RECORDS FOR PROCESSING:
★ ★ ★ ★

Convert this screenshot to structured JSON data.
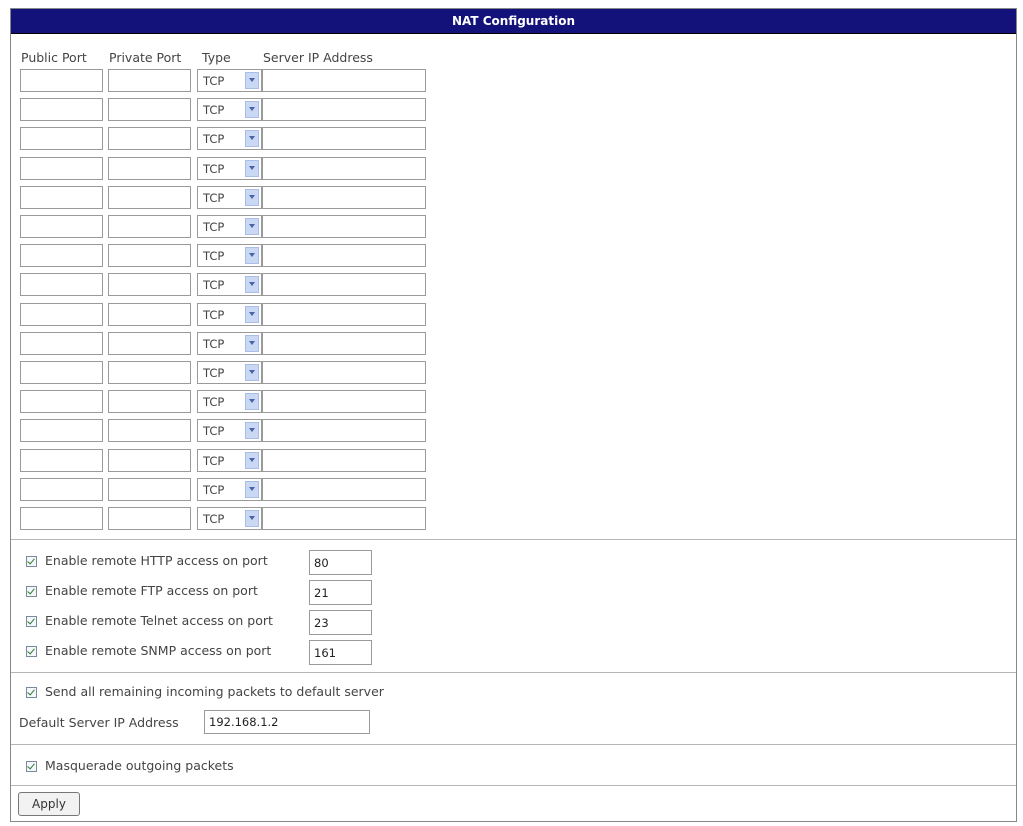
{
  "title": "NAT Configuration",
  "columns": {
    "public_port": "Public Port",
    "private_port": "Private Port",
    "type": "Type",
    "server_ip": "Server IP Address"
  },
  "rows": [
    {
      "public_port": "",
      "private_port": "",
      "type": "TCP",
      "server_ip": ""
    },
    {
      "public_port": "",
      "private_port": "",
      "type": "TCP",
      "server_ip": ""
    },
    {
      "public_port": "",
      "private_port": "",
      "type": "TCP",
      "server_ip": ""
    },
    {
      "public_port": "",
      "private_port": "",
      "type": "TCP",
      "server_ip": ""
    },
    {
      "public_port": "",
      "private_port": "",
      "type": "TCP",
      "server_ip": ""
    },
    {
      "public_port": "",
      "private_port": "",
      "type": "TCP",
      "server_ip": ""
    },
    {
      "public_port": "",
      "private_port": "",
      "type": "TCP",
      "server_ip": ""
    },
    {
      "public_port": "",
      "private_port": "",
      "type": "TCP",
      "server_ip": ""
    },
    {
      "public_port": "",
      "private_port": "",
      "type": "TCP",
      "server_ip": ""
    },
    {
      "public_port": "",
      "private_port": "",
      "type": "TCP",
      "server_ip": ""
    },
    {
      "public_port": "",
      "private_port": "",
      "type": "TCP",
      "server_ip": ""
    },
    {
      "public_port": "",
      "private_port": "",
      "type": "TCP",
      "server_ip": ""
    },
    {
      "public_port": "",
      "private_port": "",
      "type": "TCP",
      "server_ip": ""
    },
    {
      "public_port": "",
      "private_port": "",
      "type": "TCP",
      "server_ip": ""
    },
    {
      "public_port": "",
      "private_port": "",
      "type": "TCP",
      "server_ip": ""
    },
    {
      "public_port": "",
      "private_port": "",
      "type": "TCP",
      "server_ip": ""
    }
  ],
  "remote_access": [
    {
      "label": "Enable remote HTTP access on port",
      "checked": true,
      "port": "80"
    },
    {
      "label": "Enable remote FTP access on port",
      "checked": true,
      "port": "21"
    },
    {
      "label": "Enable remote Telnet access on port",
      "checked": true,
      "port": "23"
    },
    {
      "label": "Enable remote SNMP access on port",
      "checked": true,
      "port": "161"
    }
  ],
  "default_server": {
    "send_label": "Send all remaining incoming packets to default server",
    "send_checked": true,
    "ip_label": "Default Server IP Address",
    "ip_value": "192.168.1.2"
  },
  "masquerade": {
    "label": "Masquerade outgoing packets",
    "checked": true
  },
  "apply_label": "Apply",
  "colors": {
    "title_bar": "#13127a",
    "title_text": "#ffffff",
    "select_button": "#c9d8f3",
    "check_mark": "#2d7a2d"
  },
  "icons": {
    "dropdown": "chevron-down-icon",
    "checkbox": "checkmark-icon"
  }
}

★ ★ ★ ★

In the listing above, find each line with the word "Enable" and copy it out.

      "label": "Enable remote HTTP access on port",
      "label": "Enable remote FTP access on port",
      "label": "Enable remote Telnet access on port",
      "label": "Enable remote SNMP access on port",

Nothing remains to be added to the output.